Final Report Summary - MISREGULATID (Measuring and modeling how misregulation in gene regulatory networks causes intellectual disability)

Introduction and aims: Intellectual disability (ID) refers to significant impairments in intellectual functioning and adaptive behavior. ID affects approximately 2% of the population and has a large impact on the individual and society. Currently, mutations in more than 450 genes have been associated with intellectual disability, but the true number of genes involved is expected to be significantly higher. Many disease-causing mutations for ID have been identified in the ~2% of the genome that specifies the protein sequence of ~25,000 genes. The remaining 98% of the genome contains many gene regulatory elements, which are key determinants of the expression (transcription) level of genes. The transcriptional networks defined by gene regulatory elements guide differentiation, establish cell fate and underlie biological pathways. For many ID patients (~40%) no causative mutation in a gene can be identified. A key unresolved question is whether mutations in gene regulatory elements play an important role in ID.
The overall aim of the research is to understand how and when perturbation of cooperative binding of transcription factors in gene regulatory elements causes aberrant expression of target genes, and to understand how this aberrant gene expression disrupts transcriptional networks and biological pathways underlying ID and co-morbid disorders of the brain.

Results: This project was comprised of a number of subprojects. The results for the subprojects are as follows.
1. We established a previously published protocol to differentiate human induced pluripotent stem cells (hIPSCs) to mature, functional neurons (iNeurons) by overexpression of a single neuronal transcription factor.
2. We characterized these neurons at the epigenetic level using chromatin accessibility profiling (ATAC-Seq), which identifies putative regulatory elements, and gene expression profiling. We have characterized the differences in the chromatin accessibility landscape between iPSCs, characterized the transcriptional networks by transcription factor motif analysis, and related these to changes in gene expression.
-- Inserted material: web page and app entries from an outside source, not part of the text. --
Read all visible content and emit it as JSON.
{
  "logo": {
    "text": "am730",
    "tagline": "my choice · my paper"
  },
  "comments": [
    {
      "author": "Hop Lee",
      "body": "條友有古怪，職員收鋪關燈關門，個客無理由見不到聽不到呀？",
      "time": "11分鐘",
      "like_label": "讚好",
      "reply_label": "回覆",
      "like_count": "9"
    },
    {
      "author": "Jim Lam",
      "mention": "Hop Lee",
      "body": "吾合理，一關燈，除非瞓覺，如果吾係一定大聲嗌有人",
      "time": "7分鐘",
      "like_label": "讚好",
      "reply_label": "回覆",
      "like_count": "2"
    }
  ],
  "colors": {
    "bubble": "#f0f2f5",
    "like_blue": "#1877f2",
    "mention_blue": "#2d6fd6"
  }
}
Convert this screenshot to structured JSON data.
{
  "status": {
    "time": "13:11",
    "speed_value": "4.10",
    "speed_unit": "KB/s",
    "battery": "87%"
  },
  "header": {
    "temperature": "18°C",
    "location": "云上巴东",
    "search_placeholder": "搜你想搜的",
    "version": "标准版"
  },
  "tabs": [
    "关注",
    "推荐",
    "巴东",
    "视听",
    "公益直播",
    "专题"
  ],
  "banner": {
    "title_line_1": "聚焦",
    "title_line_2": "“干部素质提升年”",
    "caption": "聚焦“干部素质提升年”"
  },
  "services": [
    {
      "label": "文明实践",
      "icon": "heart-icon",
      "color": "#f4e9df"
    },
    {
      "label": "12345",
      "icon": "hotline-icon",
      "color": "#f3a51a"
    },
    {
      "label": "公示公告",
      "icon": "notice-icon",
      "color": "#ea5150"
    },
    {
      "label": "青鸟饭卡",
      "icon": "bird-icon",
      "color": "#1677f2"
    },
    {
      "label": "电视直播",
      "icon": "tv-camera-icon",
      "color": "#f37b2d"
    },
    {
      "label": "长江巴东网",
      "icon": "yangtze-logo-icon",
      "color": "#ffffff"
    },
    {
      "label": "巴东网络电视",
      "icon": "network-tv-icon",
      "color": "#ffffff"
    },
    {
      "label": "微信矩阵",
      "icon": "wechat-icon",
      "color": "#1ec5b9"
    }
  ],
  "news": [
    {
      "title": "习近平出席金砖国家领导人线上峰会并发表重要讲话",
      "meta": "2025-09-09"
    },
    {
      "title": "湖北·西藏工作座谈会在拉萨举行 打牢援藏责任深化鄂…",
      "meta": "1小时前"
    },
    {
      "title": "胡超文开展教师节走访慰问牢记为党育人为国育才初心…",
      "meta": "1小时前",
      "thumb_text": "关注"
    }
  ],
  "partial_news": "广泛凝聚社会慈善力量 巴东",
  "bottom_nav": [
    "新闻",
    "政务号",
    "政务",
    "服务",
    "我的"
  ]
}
We have estimated to what extent different classes of regulatory elements contribute to complex neurodevelopmental and psychiatric disorders (proportion of heritability explained and enrichment).
3. We have estimated the contribution of non-coding copy number variation (CNVs), specifically large, rare deletions that only affect regulatory elements, to ID.
4. By analyzing the regulatory networks of skin fibroblasts and iNeurons, we have identified a new set of transcription factors that are able to rapidly induce neuronal morphology and neuronal gene activity when overexpressed in fibroblasts. This provides new insights into the role of these factors in neurodevelopment.

Re-integration: The career integration grant has contributed significantly to my career development at the host institution. I will however no longer pursue an academic career at this institution.